Multiple climate tipping points could be triggered if global temperature rises beyond 1.5°C above pre-industrial levels, according to a major new analysis published in the journal Science.
Even at current levels of global heating the world is already at risk of passing five dangerous climate tipping points, and risks increase with each tenth of a degree of further warming.
An international research team synthesised evidence for tipping points, their temperature thresholds, timescales, and impacts from a comprehensive review of over 200 papers published since 2008, when climate tipping points were first rigorously defined. They have increased the list of potential tipping points from nine to sixteen.
The research concludes human emissions have already pushed Earth into the tipping points danger zone.
Five of the sixteen may be triggered at today’s temperatures:
- The Greenland ice sheets
- West Antarctic ice sheets
- Widespread abrupt permafrost thaw
- Collapse of convection in the Labrador Sea
- Massive die-off of tropical coral reefs
Four of these move from possible events to likely at 1.5°C global warming, with five more becoming possible around this level of heating.
Already left safe climate

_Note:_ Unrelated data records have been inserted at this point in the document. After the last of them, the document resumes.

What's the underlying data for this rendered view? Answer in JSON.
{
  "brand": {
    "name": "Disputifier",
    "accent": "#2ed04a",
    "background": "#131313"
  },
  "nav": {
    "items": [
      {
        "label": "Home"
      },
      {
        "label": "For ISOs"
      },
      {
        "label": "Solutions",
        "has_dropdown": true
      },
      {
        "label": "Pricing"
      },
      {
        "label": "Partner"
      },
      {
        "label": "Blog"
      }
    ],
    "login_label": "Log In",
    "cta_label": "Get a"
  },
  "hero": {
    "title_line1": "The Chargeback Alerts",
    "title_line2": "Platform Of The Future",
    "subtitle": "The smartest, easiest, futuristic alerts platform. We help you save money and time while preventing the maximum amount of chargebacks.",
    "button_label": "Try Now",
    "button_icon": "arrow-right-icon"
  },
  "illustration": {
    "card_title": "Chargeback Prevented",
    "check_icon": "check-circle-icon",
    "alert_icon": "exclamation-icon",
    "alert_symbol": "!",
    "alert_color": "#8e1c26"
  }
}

The Sixth Assessment Report of the Intergovernmental Panel on Climate Change (IPCC), stated that risks of triggering climate tipping points become high by around 2°C above preindustrial temperatures and very high by 2.5-4°C.
This new analysis indicates that Earth may have already left a ‘safe’ climate state when temperatures exceeded approximately 1°C warming. A conclusion of the research is therefore that even the United Nations’ Paris Agreement goal to limit warming to well-below 2°C and preferably 1.5°C is not enough to fully avoid dangerous climate change.

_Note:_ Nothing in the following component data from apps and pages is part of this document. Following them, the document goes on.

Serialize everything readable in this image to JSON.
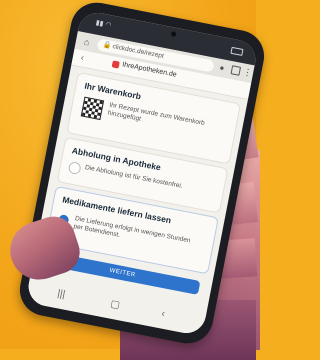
{
  "browser": {
    "url": "clickdoc.de/rezept",
    "site_title": "IhreApotheken.de"
  },
  "cart": {
    "title": "Ihr Warenkorb",
    "description": "Ihr Rezept wurde zum Warenkorb hinzugefügt"
  },
  "pickup": {
    "title": "Abholung in Apotheke",
    "description": "Die Abholung ist für Sie kostenfrei.",
    "selected": false
  },
  "delivery": {
    "title": "Medikamente liefern lassen",
    "description": "Die Lieferung erfolgt in wenigen Stunden per Botendienst.",
    "selected": true
  },
  "cta_label": "WEITER",
  "colors": {
    "background": "#f5ae1e",
    "accent": "#2e74cc"
  },
  "icons": [
    "home-icon",
    "lock-icon",
    "mic-icon",
    "tabs-icon",
    "menu-icon",
    "back-icon",
    "qr-icon"
  ]
}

According to the assessment, tipping point likelihood increases markedly in the ‘Paris range’ of 1.5-2°C warming, with even higher risks beyond 2°C.
The study provides strong scientific support for the Paris Agreement and associated efforts to limit global warming to 1.5°C, because it shows that the risk of tipping points escalates beyond this level.
To have a 50% chance of achieving 1.5°C and thus limiting tipping point risks, global greenhouse gas emissions must be cut by half by 2030, reaching net-zero by 2050.
Video below: Co-author Johan Rockström, co-chair of the Earth Commission and director of the Potsdam Institute for Climate Impact Research reflects on the current trajectory of climate change:
New tipping elements
The researchers categorised the tipping elements into nine systems that affect the entire Earth system, such as Antarctica and the Amazon rainforest, and a further seven systems that if tipped would have profound regional consequences. The latter include the West African monsoon and the death of most coral reefs around the equator.
Several new tipping elements such as Labrador Sea convection and East Antarctic subglacial basins have been added compared to the 2008 assessment, while Arctic summer sea ice and the El Niño Southern Oscillation (ENSO) have been removed for lack of evidence of tipping dynamics.
Updating global risks
Co-author Ricarda Winkelmann, a researcher at the Potsdam Institute for Climate Impact Research and a member of the Earth Commission says, “Importantly, many tipping elements in the Earth system are interlinked, making cascading tipping points a serious additional concern. In fact, interactions can lower the critical temperature thresholds beyond which individual tipping elements begin destabilising in the long-run.”
Armstrong McKay says, “We have made a first step towards updating the world on tipping point risks. There is an urgent need for a deeper international analysis, especially on tipping element interactions, towards which the Earth Commission is starting a Tipping Points Model Intercomparison Project (“TIPMIP”).”
Material Source : Stockholm Resilience Center